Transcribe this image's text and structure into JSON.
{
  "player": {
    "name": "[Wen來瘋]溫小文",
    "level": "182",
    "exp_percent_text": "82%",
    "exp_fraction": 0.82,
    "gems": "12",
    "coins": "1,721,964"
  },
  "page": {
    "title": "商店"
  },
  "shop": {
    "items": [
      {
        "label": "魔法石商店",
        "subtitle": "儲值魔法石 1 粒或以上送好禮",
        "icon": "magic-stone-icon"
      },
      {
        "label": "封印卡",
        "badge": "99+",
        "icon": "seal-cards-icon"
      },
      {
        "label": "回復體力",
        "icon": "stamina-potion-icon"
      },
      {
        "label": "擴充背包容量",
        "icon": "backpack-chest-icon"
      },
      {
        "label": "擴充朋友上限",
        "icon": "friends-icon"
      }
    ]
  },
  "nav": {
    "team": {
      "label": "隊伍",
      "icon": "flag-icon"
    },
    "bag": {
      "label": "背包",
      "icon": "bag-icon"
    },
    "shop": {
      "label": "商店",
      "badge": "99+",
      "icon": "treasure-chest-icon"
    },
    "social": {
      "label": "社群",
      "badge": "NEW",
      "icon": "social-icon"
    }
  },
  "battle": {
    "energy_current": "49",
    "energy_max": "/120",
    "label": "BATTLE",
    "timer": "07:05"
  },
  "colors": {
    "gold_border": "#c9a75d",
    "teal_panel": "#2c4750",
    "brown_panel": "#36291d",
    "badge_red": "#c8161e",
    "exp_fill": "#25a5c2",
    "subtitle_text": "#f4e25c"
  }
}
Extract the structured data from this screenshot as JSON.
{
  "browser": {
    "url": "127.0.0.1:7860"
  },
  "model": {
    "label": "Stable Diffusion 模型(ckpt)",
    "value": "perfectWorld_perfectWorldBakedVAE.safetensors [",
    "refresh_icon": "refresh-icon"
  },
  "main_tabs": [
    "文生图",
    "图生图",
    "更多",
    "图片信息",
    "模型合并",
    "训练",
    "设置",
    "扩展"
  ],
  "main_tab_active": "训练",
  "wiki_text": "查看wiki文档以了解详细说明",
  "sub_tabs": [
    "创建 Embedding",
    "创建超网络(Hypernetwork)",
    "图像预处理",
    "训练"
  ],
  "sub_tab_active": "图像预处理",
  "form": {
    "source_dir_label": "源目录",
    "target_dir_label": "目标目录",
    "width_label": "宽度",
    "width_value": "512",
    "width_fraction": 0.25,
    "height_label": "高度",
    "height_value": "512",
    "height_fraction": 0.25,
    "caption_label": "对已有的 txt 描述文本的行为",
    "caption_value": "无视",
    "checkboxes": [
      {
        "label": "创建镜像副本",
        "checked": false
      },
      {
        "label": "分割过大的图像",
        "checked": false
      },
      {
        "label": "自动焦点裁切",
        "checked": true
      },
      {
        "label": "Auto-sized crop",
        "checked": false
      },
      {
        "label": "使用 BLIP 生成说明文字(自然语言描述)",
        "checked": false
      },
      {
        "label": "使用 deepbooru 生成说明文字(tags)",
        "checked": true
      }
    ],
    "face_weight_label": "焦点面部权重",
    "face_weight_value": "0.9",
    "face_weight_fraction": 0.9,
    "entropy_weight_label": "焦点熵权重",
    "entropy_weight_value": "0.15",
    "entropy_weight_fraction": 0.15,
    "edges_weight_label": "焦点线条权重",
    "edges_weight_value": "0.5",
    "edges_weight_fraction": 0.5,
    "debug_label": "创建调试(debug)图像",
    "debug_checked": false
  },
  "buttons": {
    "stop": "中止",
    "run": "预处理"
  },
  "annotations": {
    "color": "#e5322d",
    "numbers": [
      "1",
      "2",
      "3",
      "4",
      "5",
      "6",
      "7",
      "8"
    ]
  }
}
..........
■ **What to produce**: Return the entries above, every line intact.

■ **Expected answer**:
Transcribe this image's text and structure into JSON.
{
  "player": {
    "name": "[Wen來瘋]溫小文",
    "level": "182",
    "exp_percent_text": "82%",
    "exp_fraction": 0.82,
    "gems": "12",
    "coins": "1,721,964"
  },
  "page": {
    "title": "商店"
  },
  "shop": {
    "items": [
      {
        "label": "魔法石商店",
        "subtitle": "儲值魔法石 1 粒或以上送好禮",
        "icon": "magic-stone-icon"
      },
      {
        "label": "封印卡",
        "badge": "99+",
        "icon": "seal-cards-icon"
      },
      {
        "label": "回復體力",
        "icon": "stamina-potion-icon"
      },
      {
        "label": "擴充背包容量",
        "icon": "backpack-chest-icon"
      },
      {
        "label": "擴充朋友上限",
        "icon": "friends-icon"
      }
    ]
  },
  "nav": {
    "team": {
      "label": "隊伍",
      "icon": "flag-icon"
    },
    "bag": {
      "label": "背包",
      "icon": "bag-icon"
    },
    "shop": {
      "label": "商店",
      "badge": "99+",
      "icon": "treasure-chest-icon"
    },
    "social": {
      "label": "社群",
      "badge": "NEW",
      "icon": "social-icon"
    }
  },
  "battle": {
    "energy_current": "49",
    "energy_max": "/120",
    "label": "BATTLE",
    "timer": "07:05"
  },
  "colors": {
    "gold_border": "#c9a75d",
    "teal_panel": "#2c4750",
    "brown_panel": "#36291d",
    "badge_red": "#c8161e",
    "exp_fill": "#25a5c2",
    "subtitle_text": "#f4e25c"
  }
}
Extract the structured data from this screenshot as JSON.
{
  "browser": {
    "url": "127.0.0.1:7860"
  },
  "model": {
    "label": "Stable Diffusion 模型(ckpt)",
    "value": "perfectWorld_perfectWorldBakedVAE.safetensors [",
    "refresh_icon": "refresh-icon"
  },
  "main_tabs": [
    "文生图",
    "图生图",
    "更多",
    "图片信息",
    "模型合并",
    "训练",
    "设置",
    "扩展"
  ],
  "main_tab_active": "训练",
  "wiki_text": "查看wiki文档以了解详细说明",
  "sub_tabs": [
    "创建 Embedding",
    "创建超网络(Hypernetwork)",
    "图像预处理",
    "训练"
  ],
  "sub_tab_active": "图像预处理",
  "form": {
    "source_dir_label": "源目录",
    "target_dir_label": "目标目录",
    "width_label": "宽度",
    "width_value": "512",
    "width_fraction": 0.25,
    "height_label": "高度",
    "height_value": "512",
    "height_fraction": 0.25,
    "caption_label": "对已有的 txt 描述文本的行为",
    "caption_value": "无视",
    "checkboxes": [
      {
        "label": "创建镜像副本",
        "checked": false
      },
      {
        "label": "分割过大的图像",
        "checked": false
      },
      {
        "label": "自动焦点裁切",
        "checked": true
      },
      {
        "label": "Auto-sized crop",
        "checked": false
      },
      {
        "label": "使用 BLIP 生成说明文字(自然语言描述)",
        "checked": false
      },
      {
        "label": "使用 deepbooru 生成说明文字(tags)",
        "checked": true
      }
    ],
    "face_weight_label": "焦点面部权重",
    "face_weight_value": "0.9",
    "face_weight_fraction": 0.9,
    "entropy_weight_label": "焦点熵权重",
    "entropy_weight_value": "0.15",
    "entropy_weight_fraction": 0.15,
    "edges_weight_label": "焦点线条权重",
    "edges_weight_value": "0.5",
    "edges_weight_fraction": 0.5,
    "debug_label": "创建调试(debug)图像",
    "debug_checked": false
  },
  "buttons": {
    "stop": "中止",
    "run": "预处理"
  },
  "annotations": {
    "color": "#e5322d",
    "numbers": [
      "1",
      "2",
      "3",
      "4",
      "5",
      "6",
      "7",
      "8"
    ]
  }
}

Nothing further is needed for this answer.